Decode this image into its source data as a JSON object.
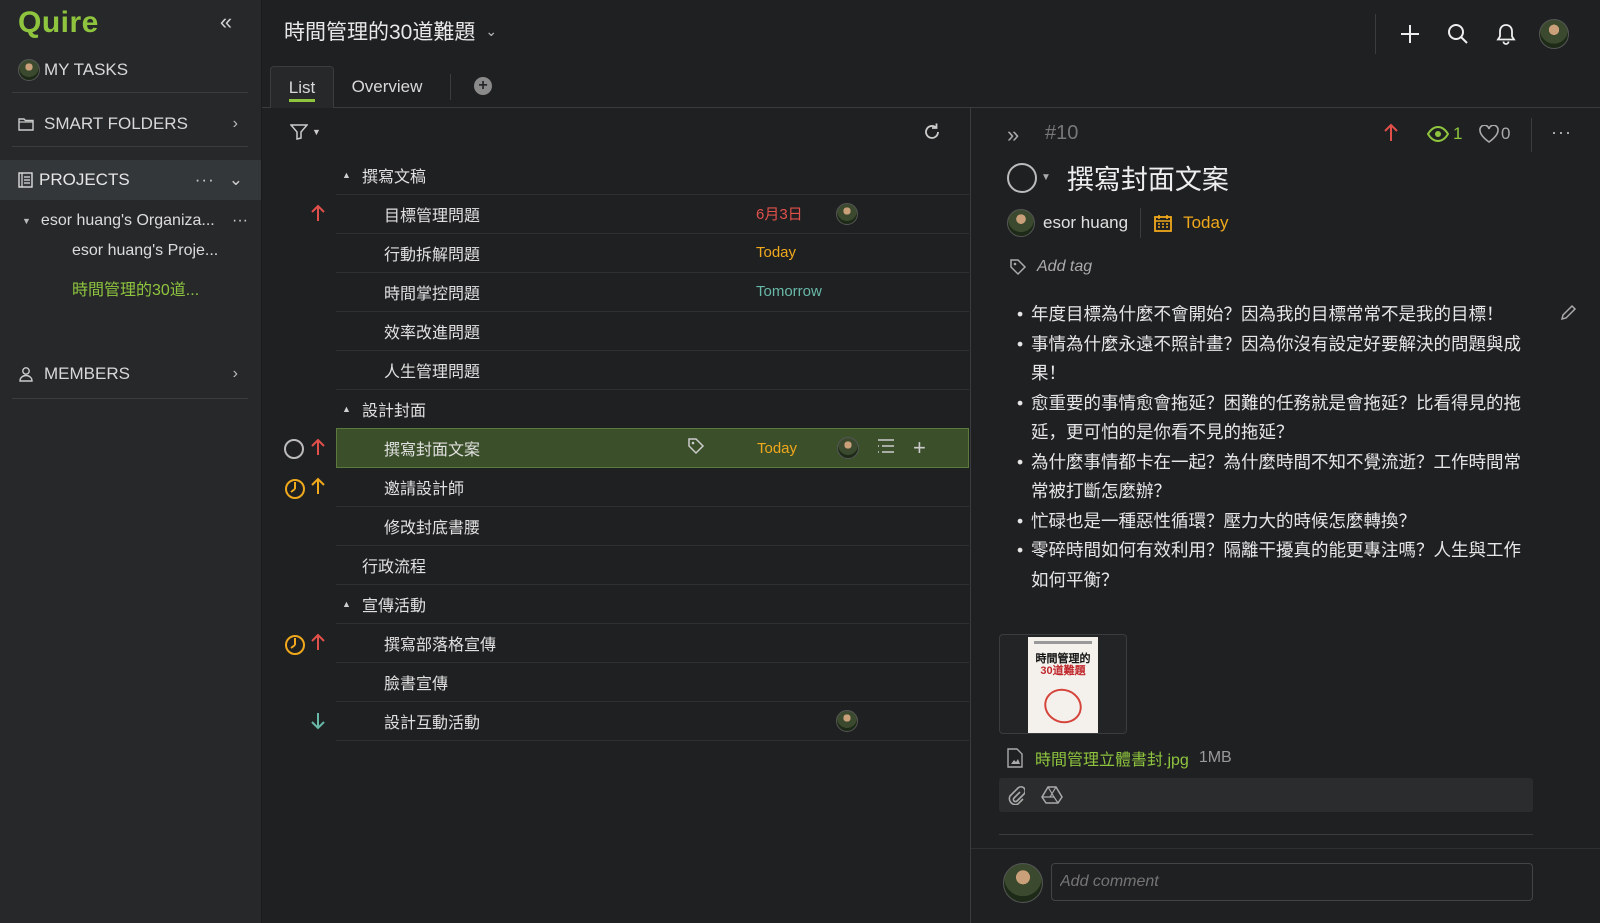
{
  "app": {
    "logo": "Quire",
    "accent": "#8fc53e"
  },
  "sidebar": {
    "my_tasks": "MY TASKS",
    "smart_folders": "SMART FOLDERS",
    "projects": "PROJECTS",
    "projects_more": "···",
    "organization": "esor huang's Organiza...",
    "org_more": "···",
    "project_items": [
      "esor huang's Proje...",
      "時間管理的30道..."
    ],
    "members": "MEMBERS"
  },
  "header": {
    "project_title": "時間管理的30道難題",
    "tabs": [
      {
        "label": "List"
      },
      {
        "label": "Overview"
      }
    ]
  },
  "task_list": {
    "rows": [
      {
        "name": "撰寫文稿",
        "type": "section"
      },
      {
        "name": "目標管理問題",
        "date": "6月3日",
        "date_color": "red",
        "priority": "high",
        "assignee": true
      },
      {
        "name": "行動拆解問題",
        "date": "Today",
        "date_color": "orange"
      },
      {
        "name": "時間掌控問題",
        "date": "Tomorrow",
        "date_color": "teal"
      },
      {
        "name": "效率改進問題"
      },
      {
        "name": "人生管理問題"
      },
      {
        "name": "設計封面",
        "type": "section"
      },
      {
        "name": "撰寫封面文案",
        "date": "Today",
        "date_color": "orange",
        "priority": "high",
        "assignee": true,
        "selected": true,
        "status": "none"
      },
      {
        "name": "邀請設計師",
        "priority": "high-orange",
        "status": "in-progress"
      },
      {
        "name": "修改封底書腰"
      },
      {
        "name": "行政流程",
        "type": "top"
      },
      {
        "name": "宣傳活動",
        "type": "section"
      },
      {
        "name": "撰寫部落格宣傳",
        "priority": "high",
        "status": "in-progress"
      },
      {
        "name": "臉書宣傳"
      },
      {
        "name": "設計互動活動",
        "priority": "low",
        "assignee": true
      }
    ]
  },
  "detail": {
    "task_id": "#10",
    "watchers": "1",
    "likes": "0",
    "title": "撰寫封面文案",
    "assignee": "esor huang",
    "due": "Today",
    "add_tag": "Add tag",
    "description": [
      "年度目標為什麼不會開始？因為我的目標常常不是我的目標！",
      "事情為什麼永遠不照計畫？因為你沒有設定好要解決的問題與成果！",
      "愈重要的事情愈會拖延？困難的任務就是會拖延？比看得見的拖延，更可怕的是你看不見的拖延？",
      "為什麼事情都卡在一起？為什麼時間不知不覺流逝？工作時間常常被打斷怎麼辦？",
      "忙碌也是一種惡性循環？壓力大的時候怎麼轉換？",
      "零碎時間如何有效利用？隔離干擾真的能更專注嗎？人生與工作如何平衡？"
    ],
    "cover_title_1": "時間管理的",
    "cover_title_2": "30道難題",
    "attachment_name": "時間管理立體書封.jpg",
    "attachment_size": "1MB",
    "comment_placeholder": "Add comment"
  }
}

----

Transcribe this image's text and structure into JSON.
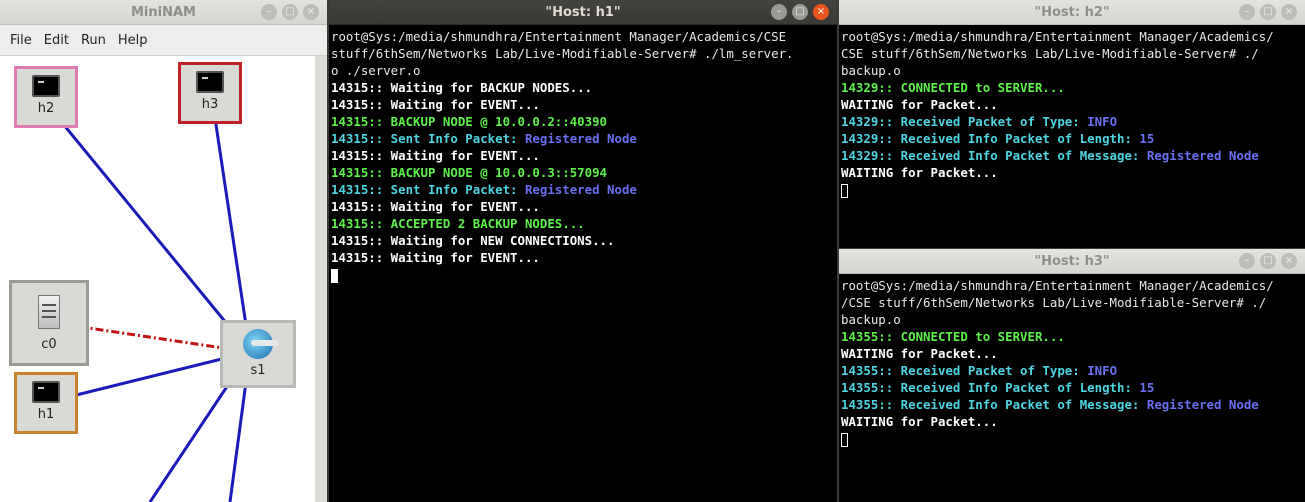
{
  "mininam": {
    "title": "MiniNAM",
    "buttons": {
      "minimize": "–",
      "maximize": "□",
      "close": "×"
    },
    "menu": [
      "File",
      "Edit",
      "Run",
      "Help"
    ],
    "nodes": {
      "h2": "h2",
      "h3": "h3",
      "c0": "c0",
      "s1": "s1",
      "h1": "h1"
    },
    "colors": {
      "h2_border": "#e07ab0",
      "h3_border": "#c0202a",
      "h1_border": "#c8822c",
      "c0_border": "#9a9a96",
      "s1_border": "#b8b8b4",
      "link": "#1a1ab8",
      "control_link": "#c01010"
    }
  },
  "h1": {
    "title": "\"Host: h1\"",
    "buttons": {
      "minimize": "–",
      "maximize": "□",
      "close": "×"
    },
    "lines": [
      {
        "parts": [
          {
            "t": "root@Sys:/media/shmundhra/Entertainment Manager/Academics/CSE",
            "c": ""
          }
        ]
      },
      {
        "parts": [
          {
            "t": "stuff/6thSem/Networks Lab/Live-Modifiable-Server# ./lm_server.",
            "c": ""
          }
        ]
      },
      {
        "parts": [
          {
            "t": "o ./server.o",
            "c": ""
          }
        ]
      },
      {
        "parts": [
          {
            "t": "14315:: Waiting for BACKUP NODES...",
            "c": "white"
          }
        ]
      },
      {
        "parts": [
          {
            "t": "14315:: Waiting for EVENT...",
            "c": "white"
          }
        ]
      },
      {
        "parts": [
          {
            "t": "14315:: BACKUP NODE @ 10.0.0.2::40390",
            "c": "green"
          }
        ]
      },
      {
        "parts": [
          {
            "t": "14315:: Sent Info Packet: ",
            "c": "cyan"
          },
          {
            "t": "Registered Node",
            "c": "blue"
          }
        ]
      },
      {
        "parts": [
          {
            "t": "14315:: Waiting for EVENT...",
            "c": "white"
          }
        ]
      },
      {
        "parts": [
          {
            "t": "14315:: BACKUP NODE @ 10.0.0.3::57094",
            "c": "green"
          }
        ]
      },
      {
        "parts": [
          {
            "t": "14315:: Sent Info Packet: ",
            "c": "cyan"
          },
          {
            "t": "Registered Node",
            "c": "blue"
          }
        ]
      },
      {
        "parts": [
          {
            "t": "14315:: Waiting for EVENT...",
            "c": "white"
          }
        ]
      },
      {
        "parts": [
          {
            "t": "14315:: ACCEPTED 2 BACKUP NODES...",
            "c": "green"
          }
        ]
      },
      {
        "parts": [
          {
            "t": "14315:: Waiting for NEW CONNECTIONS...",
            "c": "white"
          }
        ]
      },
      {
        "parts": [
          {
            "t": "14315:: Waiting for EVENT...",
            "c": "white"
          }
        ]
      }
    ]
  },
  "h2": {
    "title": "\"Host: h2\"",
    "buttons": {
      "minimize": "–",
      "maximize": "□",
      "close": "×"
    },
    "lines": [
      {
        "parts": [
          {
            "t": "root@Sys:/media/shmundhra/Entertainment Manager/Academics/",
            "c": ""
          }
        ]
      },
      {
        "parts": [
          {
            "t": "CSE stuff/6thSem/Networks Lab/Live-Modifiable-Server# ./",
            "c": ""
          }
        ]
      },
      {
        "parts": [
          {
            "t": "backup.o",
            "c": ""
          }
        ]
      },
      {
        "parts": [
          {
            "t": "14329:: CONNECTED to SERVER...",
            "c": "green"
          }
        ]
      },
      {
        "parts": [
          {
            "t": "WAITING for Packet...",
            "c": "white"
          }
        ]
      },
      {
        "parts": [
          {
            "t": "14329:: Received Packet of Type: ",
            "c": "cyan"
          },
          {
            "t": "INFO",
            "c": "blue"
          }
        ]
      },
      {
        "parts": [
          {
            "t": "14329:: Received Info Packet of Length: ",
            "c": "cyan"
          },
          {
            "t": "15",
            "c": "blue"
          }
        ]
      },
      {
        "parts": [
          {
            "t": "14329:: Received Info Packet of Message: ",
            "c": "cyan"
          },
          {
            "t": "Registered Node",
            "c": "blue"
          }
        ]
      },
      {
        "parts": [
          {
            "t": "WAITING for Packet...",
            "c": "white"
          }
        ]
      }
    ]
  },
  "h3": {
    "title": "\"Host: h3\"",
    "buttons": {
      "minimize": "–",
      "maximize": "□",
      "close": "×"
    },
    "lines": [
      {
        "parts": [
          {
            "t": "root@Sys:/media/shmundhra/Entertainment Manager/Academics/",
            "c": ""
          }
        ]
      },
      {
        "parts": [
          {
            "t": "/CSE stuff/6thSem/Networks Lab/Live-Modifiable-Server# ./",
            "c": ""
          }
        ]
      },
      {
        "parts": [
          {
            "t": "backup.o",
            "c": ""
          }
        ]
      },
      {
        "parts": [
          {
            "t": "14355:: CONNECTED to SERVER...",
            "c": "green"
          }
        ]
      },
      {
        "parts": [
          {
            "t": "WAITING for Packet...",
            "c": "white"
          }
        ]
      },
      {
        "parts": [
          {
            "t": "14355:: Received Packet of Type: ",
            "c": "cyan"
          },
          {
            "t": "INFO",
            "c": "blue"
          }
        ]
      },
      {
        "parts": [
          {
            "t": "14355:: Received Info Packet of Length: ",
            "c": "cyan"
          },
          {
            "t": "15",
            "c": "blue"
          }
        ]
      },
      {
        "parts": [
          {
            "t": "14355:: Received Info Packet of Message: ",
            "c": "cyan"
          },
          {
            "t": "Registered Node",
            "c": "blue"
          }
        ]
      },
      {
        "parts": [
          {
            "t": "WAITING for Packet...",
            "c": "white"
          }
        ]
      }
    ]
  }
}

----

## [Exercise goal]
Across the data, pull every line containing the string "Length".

## [Answer below]
            "t": "14329:: Received Info Packet of Length: ",
            "t": "14355:: Received Info Packet of Length: ",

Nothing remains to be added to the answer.